[Data]
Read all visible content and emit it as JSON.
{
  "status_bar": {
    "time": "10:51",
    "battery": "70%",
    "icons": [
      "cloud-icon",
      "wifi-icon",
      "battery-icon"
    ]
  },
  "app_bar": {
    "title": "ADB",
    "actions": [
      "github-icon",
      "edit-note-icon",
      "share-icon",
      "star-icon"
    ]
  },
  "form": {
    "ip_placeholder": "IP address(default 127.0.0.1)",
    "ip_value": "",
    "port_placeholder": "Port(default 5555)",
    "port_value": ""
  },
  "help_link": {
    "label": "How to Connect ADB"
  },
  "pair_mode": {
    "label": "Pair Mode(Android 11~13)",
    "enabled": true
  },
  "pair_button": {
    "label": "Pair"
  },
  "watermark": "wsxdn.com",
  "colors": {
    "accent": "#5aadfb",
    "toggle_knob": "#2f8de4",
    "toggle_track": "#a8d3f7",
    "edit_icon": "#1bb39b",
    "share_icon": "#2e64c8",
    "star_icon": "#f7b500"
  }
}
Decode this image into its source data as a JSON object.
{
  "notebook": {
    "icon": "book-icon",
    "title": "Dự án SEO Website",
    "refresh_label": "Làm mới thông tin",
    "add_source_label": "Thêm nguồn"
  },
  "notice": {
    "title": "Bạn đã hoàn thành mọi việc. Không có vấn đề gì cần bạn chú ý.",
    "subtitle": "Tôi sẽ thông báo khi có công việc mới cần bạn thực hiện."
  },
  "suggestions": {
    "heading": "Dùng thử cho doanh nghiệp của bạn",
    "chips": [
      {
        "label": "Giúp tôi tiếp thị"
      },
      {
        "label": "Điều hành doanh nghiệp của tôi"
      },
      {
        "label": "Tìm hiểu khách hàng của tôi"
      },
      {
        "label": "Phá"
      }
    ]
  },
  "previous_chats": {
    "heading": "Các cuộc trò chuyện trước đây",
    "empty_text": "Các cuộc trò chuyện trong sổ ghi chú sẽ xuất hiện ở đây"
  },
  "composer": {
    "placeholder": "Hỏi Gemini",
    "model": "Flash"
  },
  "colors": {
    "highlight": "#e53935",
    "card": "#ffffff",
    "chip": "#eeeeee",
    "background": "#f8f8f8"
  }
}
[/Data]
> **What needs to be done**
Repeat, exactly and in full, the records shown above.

> **Task output**
Read all visible content and emit it as JSON.
{
  "status_bar": {
    "time": "10:51",
    "battery": "70%",
    "icons": [
      "cloud-icon",
      "wifi-icon",
      "battery-icon"
    ]
  },
  "app_bar": {
    "title": "ADB",
    "actions": [
      "github-icon",
      "edit-note-icon",
      "share-icon",
      "star-icon"
    ]
  },
  "form": {
    "ip_placeholder": "IP address(default 127.0.0.1)",
    "ip_value": "",
    "port_placeholder": "Port(default 5555)",
    "port_value": ""
  },
  "help_link": {
    "label": "How to Connect ADB"
  },
  "pair_mode": {
    "label": "Pair Mode(Android 11~13)",
    "enabled": true
  },
  "pair_button": {
    "label": "Pair"
  },
  "watermark": "wsxdn.com",
  "colors": {
    "accent": "#5aadfb",
    "toggle_knob": "#2f8de4",
    "toggle_track": "#a8d3f7",
    "edit_icon": "#1bb39b",
    "share_icon": "#2e64c8",
    "star_icon": "#f7b500"
  }
}
Decode this image into its source data as a JSON object.
{
  "notebook": {
    "icon": "book-icon",
    "title": "Dự án SEO Website",
    "refresh_label": "Làm mới thông tin",
    "add_source_label": "Thêm nguồn"
  },
  "notice": {
    "title": "Bạn đã hoàn thành mọi việc. Không có vấn đề gì cần bạn chú ý.",
    "subtitle": "Tôi sẽ thông báo khi có công việc mới cần bạn thực hiện."
  },
  "suggestions": {
    "heading": "Dùng thử cho doanh nghiệp của bạn",
    "chips": [
      {
        "label": "Giúp tôi tiếp thị"
      },
      {
        "label": "Điều hành doanh nghiệp của tôi"
      },
      {
        "label": "Tìm hiểu khách hàng của tôi"
      },
      {
        "label": "Phá"
      }
    ]
  },
  "previous_chats": {
    "heading": "Các cuộc trò chuyện trước đây",
    "empty_text": "Các cuộc trò chuyện trong sổ ghi chú sẽ xuất hiện ở đây"
  },
  "composer": {
    "placeholder": "Hỏi Gemini",
    "model": "Flash"
  },
  "colors": {
    "highlight": "#e53935",
    "card": "#ffffff",
    "chip": "#eeeeee",
    "background": "#f8f8f8"
  }
}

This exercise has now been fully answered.